*** Opening Material for this task ***
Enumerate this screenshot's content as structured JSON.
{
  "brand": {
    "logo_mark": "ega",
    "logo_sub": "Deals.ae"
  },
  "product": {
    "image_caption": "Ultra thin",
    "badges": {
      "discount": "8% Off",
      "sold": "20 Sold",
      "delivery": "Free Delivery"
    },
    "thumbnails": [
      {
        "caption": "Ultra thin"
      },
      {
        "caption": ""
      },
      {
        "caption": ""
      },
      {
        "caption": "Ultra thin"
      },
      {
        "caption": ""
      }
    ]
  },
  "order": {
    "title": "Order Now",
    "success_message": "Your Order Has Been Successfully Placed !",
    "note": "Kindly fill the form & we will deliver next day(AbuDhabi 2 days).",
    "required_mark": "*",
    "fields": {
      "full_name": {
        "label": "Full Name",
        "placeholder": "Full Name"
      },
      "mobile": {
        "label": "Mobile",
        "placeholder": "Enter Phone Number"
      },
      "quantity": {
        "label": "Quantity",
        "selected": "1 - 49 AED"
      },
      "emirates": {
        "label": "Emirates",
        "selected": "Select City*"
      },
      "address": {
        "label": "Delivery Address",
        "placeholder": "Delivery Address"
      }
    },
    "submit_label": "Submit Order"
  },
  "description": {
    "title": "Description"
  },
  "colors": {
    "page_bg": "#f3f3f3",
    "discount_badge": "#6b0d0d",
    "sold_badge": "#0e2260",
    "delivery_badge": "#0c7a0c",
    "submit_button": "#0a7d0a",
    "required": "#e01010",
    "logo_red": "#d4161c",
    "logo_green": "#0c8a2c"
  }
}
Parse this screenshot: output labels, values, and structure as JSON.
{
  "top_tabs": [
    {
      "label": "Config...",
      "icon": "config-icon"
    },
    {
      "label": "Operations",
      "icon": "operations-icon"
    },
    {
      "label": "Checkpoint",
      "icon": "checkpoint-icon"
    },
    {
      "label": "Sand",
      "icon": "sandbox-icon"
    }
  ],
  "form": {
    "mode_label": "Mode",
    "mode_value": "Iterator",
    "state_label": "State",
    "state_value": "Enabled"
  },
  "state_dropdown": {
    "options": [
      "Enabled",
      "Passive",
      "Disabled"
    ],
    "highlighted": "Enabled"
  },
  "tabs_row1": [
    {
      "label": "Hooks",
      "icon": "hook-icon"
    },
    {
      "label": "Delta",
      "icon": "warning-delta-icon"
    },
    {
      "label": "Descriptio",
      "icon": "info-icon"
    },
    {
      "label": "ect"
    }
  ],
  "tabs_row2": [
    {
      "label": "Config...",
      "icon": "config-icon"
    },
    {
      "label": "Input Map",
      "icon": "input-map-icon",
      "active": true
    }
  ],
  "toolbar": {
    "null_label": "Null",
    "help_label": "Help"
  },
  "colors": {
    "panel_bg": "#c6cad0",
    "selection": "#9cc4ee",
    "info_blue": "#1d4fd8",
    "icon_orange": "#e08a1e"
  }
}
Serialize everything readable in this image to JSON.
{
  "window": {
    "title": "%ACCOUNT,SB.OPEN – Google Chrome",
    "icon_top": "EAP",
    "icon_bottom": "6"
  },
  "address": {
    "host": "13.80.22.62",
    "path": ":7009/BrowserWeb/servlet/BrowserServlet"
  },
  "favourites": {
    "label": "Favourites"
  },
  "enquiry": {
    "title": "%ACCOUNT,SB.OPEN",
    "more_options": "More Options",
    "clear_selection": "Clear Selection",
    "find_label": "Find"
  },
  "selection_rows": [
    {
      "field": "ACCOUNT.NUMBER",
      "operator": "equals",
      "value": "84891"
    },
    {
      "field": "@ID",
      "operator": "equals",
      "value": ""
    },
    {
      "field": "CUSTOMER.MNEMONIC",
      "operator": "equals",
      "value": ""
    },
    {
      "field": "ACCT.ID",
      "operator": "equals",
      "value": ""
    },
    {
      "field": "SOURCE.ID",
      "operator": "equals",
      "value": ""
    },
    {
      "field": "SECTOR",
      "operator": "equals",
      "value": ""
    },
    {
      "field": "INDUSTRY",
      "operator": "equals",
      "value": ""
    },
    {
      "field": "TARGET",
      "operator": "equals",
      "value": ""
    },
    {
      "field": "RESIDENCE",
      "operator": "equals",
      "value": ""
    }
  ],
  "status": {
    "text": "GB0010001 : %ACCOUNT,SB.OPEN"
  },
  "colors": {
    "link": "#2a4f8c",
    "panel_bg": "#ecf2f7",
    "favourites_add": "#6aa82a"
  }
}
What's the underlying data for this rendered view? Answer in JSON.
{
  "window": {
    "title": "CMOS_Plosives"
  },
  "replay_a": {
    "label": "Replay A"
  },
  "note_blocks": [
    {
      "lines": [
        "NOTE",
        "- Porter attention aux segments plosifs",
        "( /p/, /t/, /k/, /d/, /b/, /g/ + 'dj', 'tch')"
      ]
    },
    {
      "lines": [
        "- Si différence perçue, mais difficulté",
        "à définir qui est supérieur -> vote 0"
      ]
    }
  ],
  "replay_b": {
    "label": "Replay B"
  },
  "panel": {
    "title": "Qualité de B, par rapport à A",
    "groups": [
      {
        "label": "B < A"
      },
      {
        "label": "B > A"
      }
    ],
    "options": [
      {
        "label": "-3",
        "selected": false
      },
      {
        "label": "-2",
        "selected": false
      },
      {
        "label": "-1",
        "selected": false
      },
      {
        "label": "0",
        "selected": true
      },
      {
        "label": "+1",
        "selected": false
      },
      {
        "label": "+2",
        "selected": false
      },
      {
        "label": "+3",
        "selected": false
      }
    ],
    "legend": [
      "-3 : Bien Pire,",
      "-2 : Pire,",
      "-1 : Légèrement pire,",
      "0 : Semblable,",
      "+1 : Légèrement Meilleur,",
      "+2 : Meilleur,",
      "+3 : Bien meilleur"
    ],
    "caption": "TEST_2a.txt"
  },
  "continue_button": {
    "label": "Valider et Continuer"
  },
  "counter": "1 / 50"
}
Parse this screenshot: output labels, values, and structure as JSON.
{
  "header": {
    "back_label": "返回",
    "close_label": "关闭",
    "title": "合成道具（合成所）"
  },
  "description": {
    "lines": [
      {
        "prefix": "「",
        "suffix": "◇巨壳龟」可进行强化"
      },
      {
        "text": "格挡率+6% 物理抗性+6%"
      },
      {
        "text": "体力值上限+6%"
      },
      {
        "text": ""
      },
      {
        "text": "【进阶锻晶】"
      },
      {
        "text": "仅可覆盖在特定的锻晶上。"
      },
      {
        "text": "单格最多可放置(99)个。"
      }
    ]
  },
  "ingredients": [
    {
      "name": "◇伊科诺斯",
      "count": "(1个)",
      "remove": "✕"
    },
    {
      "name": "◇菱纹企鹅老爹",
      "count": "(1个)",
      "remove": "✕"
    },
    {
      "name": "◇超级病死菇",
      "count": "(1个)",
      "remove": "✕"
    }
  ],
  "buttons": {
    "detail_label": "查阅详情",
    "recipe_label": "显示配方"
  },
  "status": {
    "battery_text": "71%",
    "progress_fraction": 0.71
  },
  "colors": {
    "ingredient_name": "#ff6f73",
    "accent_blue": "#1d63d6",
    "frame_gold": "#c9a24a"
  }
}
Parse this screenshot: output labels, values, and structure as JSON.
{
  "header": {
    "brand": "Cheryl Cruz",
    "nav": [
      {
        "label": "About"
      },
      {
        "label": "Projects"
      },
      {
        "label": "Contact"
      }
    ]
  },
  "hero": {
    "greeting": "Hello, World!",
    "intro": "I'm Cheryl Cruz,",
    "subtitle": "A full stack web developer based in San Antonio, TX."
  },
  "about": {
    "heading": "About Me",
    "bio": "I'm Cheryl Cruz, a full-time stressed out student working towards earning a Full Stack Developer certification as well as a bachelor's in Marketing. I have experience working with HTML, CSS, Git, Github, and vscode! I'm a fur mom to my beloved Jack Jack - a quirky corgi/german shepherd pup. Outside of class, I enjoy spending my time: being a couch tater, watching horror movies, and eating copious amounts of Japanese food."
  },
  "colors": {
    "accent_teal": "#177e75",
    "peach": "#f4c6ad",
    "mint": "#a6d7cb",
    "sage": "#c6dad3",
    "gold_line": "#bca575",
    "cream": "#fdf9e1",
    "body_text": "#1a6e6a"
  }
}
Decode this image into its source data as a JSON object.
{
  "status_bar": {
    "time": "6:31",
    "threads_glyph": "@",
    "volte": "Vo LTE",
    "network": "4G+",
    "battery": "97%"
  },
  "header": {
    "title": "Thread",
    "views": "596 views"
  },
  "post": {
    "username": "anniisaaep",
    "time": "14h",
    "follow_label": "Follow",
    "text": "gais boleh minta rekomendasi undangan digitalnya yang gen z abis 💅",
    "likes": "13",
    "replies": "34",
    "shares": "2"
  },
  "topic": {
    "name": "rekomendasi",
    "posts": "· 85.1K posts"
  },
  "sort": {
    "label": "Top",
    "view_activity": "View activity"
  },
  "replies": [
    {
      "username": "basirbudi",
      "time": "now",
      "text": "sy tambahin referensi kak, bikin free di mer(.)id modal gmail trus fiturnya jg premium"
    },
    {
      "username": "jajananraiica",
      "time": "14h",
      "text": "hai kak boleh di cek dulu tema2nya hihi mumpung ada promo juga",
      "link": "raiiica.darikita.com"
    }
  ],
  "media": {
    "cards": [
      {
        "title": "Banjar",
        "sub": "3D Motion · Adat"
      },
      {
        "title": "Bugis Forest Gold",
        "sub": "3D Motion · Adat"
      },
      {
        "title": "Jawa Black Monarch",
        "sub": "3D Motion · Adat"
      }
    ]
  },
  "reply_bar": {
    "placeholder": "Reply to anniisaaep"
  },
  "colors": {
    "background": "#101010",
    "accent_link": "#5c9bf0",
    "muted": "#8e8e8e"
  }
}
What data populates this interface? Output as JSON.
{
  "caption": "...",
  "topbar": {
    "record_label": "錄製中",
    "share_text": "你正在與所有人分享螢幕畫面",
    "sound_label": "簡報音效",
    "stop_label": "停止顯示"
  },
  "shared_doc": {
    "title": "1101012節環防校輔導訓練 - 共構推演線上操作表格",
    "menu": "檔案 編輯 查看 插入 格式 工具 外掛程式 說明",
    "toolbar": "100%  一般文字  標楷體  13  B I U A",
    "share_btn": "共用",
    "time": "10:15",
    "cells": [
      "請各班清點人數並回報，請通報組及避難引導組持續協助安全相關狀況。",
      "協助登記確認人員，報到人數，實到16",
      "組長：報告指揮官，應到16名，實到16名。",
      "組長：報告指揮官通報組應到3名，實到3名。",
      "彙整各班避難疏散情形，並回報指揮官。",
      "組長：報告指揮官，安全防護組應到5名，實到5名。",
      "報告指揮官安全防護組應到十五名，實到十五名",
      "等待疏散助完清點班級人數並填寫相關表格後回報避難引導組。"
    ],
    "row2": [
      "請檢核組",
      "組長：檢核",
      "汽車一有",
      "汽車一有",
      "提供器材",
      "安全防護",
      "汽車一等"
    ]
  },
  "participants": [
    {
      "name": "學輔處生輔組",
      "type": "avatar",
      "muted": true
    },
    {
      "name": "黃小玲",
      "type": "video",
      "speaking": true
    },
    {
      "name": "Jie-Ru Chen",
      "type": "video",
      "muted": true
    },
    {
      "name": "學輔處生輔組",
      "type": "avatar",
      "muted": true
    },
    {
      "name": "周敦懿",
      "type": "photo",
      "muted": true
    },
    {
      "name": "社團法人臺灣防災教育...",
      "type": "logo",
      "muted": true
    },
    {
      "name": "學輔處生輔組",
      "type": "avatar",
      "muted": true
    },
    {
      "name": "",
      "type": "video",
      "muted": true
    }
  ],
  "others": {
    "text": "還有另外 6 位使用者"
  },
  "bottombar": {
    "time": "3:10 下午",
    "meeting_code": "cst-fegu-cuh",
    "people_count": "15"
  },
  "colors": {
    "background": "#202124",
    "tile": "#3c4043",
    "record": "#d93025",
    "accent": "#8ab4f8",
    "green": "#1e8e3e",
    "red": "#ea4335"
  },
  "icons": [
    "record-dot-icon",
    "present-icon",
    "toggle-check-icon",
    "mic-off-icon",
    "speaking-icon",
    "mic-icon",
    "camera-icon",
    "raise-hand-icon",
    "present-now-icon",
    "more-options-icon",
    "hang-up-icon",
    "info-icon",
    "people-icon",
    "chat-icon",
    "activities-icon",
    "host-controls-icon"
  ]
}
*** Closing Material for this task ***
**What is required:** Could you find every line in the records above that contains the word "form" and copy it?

**Response to the task:**
    "note": "Kindly fill the form & we will deliver next day(AbuDhabi 2 days).",
  "form": {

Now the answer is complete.